Let me get straight to the point – from all my 13+ years working with online retailers such as our fantastic clients, user testing is the most enlightening and powerful activity that retailers can carry out to answer a very extensive range of questions that can be crucial to how their e-commerce site performs.
Below I am sharing some of the most prevalent behavioral traits of men when shopping online.
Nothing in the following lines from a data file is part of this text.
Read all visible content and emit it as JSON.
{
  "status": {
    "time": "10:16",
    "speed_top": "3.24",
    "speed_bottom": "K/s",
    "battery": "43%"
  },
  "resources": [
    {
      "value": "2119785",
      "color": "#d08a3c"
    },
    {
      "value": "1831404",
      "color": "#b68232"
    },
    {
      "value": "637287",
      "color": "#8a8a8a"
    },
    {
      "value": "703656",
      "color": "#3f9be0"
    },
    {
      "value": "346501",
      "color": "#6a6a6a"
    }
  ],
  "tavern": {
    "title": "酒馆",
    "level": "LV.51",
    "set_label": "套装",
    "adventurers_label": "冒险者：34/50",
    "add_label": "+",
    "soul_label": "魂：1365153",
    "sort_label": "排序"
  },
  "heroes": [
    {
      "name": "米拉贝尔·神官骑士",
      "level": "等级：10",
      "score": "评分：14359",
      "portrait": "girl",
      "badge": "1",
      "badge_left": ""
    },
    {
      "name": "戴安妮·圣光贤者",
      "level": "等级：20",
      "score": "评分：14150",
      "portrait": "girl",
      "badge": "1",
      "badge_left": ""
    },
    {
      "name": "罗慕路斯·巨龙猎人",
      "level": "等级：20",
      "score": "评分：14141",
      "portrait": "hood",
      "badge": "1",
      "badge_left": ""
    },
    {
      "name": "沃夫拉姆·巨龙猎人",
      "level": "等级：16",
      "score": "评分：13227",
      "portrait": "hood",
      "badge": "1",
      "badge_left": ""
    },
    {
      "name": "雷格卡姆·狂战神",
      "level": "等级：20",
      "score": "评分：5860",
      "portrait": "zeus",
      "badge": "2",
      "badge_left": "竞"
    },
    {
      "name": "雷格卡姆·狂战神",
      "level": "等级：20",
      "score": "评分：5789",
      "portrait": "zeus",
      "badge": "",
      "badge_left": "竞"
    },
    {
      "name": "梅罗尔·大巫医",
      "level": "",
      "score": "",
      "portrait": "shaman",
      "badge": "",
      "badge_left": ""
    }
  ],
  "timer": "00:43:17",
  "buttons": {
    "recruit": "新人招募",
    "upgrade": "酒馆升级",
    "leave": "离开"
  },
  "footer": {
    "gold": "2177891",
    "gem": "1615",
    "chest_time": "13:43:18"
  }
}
There will always be some differences and many of these have been observed with female consumers, but this list is very much up-to-date and representative of the male population.
- Men have a low patience threshold
- Changing conventions doesn’t go down well among males
- A lack of transparency is a major issue
- Men are typically less concerned than women about delivery & return costs
- Men are more likely to use filters to narrow down to specific products – hunter behaviour
- Men are typical y quicker to make a purchase decision if the price & description meets their expectations
- Men get concerned when they are asked to provide unnecessary (to them at least) personal information
- Men are more likely to pick up the phone to speak to customers services when they experience issues on the previous points
For more in-depth insights into these behaviour traits take a look at my Econsultancy article Eight Online Shopping Behaviour Traits of Men.
- Conversion Rate Optimisation resources – a full list of best practice articles, case studies & presentations on usability, persuasion & conversion best practice
- Training course – E-commerce Usability & Persuasion Best Practice
- 67 questions usability testing can answer – view article
- User testing 101 – good, better, best approaches – view article
- 7 tips for moderating user testing – view article
- 5 tips when conducting user research – view the article
- Moderated user testing – objectives, methodology, deliverables – view article
- LingsCars and the art of persuading visitors to buy – view article
- Booking.com persuasion design best practice – view article
- ASOS and their persuasive checkout experience – view article